To do: Give back each line of the material that contains the word "data".

Task inputs:
=== Begin Enclosure ===
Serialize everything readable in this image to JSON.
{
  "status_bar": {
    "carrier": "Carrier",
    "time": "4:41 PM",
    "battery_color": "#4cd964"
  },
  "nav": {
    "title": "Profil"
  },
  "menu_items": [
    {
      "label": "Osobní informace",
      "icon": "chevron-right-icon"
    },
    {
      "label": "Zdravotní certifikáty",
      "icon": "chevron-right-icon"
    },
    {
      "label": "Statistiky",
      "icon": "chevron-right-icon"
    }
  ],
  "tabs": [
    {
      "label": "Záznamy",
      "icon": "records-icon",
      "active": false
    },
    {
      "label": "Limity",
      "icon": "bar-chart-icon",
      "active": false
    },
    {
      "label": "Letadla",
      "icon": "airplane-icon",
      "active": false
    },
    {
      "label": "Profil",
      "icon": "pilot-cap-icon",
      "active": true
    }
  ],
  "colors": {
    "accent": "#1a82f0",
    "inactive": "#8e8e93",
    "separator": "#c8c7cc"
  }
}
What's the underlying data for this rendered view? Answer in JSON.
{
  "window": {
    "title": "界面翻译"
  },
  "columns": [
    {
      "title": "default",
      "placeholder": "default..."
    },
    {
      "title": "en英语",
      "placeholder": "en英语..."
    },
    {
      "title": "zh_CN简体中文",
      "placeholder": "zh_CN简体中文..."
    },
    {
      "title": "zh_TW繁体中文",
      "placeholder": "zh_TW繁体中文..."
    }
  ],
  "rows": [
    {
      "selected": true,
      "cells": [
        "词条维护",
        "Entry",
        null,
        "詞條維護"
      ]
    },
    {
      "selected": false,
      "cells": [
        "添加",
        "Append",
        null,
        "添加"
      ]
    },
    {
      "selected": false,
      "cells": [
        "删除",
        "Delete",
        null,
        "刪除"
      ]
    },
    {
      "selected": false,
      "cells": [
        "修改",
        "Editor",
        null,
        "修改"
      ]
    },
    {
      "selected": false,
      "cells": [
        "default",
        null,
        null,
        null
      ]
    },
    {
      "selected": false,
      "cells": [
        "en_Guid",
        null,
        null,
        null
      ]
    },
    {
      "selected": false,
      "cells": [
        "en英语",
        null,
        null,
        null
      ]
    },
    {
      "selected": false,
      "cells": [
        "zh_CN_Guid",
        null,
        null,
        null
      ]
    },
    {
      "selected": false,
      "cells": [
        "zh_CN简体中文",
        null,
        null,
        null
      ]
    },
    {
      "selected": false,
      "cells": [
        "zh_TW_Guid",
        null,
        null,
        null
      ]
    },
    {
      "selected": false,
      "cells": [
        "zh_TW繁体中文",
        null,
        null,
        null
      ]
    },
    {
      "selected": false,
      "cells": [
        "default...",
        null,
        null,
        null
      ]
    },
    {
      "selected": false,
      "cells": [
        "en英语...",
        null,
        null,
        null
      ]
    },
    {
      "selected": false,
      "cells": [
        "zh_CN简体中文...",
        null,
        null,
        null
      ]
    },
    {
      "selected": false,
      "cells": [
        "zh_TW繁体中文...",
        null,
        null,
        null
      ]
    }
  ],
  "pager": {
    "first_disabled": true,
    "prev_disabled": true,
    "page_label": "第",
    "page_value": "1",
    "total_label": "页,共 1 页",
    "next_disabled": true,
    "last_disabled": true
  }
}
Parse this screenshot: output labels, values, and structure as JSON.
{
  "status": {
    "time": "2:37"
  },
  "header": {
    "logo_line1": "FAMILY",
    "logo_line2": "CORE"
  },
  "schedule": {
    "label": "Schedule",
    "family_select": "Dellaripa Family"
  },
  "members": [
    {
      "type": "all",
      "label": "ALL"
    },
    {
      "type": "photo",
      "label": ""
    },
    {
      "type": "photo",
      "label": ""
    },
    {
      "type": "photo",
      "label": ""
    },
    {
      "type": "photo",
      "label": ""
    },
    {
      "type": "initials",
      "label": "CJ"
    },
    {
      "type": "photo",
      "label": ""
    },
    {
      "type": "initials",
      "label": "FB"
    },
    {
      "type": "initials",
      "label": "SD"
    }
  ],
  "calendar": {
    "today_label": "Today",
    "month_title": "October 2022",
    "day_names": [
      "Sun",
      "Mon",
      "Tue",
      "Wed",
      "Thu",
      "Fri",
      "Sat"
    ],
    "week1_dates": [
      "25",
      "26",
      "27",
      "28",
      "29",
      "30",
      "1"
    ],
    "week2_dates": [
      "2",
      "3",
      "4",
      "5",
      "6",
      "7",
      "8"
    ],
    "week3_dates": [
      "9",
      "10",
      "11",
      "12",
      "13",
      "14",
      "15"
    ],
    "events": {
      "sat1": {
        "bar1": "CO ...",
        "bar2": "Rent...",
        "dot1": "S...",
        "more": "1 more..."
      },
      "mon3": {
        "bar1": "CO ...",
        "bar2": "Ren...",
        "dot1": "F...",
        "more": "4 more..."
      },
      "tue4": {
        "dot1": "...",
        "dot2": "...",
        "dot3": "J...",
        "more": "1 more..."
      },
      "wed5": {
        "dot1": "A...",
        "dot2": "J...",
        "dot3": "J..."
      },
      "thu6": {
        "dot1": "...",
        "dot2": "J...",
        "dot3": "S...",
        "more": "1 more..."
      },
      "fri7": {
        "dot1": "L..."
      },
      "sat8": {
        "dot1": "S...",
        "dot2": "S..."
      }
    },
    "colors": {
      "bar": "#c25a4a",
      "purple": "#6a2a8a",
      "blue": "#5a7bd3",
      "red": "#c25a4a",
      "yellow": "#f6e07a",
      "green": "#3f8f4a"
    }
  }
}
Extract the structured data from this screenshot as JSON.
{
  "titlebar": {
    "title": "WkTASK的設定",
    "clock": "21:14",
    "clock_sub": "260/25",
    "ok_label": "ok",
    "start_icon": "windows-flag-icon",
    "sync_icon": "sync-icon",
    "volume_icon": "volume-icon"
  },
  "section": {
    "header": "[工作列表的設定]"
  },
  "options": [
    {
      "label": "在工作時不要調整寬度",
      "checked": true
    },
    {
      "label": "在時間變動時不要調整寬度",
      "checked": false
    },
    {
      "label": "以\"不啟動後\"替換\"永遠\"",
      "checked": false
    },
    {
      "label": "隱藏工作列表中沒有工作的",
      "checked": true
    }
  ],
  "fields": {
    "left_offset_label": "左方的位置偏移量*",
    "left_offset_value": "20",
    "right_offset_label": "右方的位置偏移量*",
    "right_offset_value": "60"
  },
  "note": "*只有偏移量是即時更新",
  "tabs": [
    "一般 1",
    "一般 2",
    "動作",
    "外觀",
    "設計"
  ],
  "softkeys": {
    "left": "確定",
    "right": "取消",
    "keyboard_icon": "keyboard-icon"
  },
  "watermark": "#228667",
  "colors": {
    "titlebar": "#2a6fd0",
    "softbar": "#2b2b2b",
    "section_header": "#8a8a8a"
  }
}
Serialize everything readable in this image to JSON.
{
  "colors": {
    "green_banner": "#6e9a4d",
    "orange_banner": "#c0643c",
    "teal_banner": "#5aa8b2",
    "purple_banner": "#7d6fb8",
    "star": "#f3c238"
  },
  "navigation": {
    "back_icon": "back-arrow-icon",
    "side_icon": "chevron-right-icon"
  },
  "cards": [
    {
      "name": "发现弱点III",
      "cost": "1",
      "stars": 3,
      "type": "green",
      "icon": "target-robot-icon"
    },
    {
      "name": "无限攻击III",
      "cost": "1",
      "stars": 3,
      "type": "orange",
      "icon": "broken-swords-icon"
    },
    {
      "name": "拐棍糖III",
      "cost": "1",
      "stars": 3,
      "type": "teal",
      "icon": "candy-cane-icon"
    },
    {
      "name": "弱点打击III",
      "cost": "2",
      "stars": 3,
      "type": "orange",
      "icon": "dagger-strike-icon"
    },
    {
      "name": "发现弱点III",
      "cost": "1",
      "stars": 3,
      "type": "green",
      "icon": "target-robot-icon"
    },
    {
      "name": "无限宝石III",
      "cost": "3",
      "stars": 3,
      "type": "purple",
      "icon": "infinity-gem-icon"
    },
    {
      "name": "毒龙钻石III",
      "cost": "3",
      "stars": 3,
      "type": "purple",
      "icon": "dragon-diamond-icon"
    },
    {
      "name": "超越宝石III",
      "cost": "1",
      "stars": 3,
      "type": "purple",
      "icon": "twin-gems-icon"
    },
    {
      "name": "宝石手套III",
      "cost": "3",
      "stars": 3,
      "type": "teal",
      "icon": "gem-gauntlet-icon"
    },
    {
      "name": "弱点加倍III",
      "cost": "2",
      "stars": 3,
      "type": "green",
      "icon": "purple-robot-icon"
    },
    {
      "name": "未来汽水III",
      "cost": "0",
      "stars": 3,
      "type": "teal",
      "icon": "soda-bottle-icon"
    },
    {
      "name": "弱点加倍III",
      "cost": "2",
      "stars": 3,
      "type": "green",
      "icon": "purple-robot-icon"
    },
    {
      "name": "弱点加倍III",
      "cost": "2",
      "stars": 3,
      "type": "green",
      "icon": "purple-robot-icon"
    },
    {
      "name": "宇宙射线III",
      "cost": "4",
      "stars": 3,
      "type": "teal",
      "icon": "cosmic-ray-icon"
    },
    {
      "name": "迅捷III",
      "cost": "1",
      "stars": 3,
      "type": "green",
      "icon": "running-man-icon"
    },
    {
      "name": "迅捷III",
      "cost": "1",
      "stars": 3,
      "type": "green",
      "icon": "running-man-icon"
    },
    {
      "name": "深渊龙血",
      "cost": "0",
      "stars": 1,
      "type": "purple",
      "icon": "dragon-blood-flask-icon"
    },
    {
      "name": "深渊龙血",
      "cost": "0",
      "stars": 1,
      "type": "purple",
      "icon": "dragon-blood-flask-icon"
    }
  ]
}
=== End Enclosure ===
Answer box:
What's the underlying data for this rendered view? Answer in JSON.
Extract the structured data from this screenshot as JSON.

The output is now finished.